- What Happened to Goldwater?, pp. 263-264)
For the Communist/DemocRAT party to survive, it needs the GOP “boogeyman” as a tool to scare it’s sheep with and keep them in the flock. IMHO, the best thing that could happen right now is for the GOP to collapse. The communists would then own this mess entirely. We just cannot continue going the way that we are going.
Proud to say my first vote ever was for Goldwater.
Gotta say, I agree. As long as the current GOP survives, we won’t.
He was well before my time but truly a man after my conservative heart despite the lies of idiots like Ann Coulter.
It was his "principles" that done him in, I guess that explains her support for Romney since he has none.
Remind me. Goldwater got destroyed in the election, right?
The Leftist Rockefeller Republicans when into full attack mode through the media to destroy Barry Goldwater’s campaign.
His principled vote against the 64 civil rights act was absolutely correct due to its far overreaching nature. After all he favored earlier versions of the civil rights act.
Just look at the restrictions and requirements placed on private businesses today.
Which, if I recall correctly were all stopped and filibustered in the Senate with the help of Senate Majority Leader Lyndon Johnson.
Ain't History Grand?
The earlier versions of the civil rights act didn’t place restrictions on private individuals or businesses.
Today we have courts ruling that photographers MUST photograph gay wedding parties.
Where are we today after the Reagan revolution? Are we on a long term path following constitutional principles?
Grow and empower the Federal Government.
What did Johnson say again?
The Reagan Revolution ended with Geo. H W Bush (it was his turn) kinder gentler nation
I remember. The emerging modern conservative movement was blamed for a "climate of hate" and violence that led to the assassination of JFK.. we were blamed for lots more than that -- and no Internet plus the "Fairness Doctrine" made it risky for radio to air conservative responses -- we were the silenced generation.
"Barry Goldwater distrusted him from the start, and with good reason. On the day of John F. Kennedys assassination, Cronkite nodded his head in thinly veiled contempt when handed a note on air that the Arizona senator had said no comment. Goldwater was attending his mother-in-laws funeral that day.
"'Whether or not Senator Goldwater wins the nomination,' Cronkite told viewers another day, 'he is going places, the first place being Germany.' Although Goldwater had merely accepted an invitation to visit a U.S. Army facility there, correspondent Daniel Schorr said he was launching his campaign in 'the center of Germanys right wing.' During Goldwaters speech at the 1964 convention, some conservatives fed up with the networks gave Cronkite the finger."
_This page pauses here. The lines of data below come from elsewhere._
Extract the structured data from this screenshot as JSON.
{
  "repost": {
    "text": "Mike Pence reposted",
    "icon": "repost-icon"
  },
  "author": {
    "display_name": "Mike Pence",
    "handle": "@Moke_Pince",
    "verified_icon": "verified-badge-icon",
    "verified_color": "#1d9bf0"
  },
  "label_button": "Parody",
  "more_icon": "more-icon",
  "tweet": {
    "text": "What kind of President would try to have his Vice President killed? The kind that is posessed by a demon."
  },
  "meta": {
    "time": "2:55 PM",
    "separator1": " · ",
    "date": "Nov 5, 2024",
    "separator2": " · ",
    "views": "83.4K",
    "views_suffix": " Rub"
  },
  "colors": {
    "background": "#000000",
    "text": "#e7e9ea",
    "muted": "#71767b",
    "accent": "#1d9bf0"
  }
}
I remember that.. other accounts had Cronkite reporting on his evening news show the item about Goldwater's remark. I did not remember that but I do remember Cronkite on 22 November 1963 and I remember Schorr's report on the evening CBS "news."
If only the liberals, progressives, and RINOs would come up with something new.. it's always screams of "RACIST!" "HATE!" "NAZIS!" -- though Mitt Romney's father and other Rockefeller Republicans did come up with yelling "purveyors of hate" at us. That was kind of neat.. also I remember the photo of Nelson Rockefeller at the podium (San Francisco convention 1964) giving the finger to the Goldwater delegates. Wish I could find that photo.
My first vote and first door knocked on was for Goldwater. I still have my elephant pen with black glasses.
Its past time for a grass roots GOP candidate to arise. The 2016 version is not yet on the horizon. Any known quantity (Rubio, Palin, Jindal) can be defined and marginalized. The GOP needs a wildcard in 2016...one from the pop culture, not the culture of Washington. Clint Eastwood please pick up the red courtesy phone...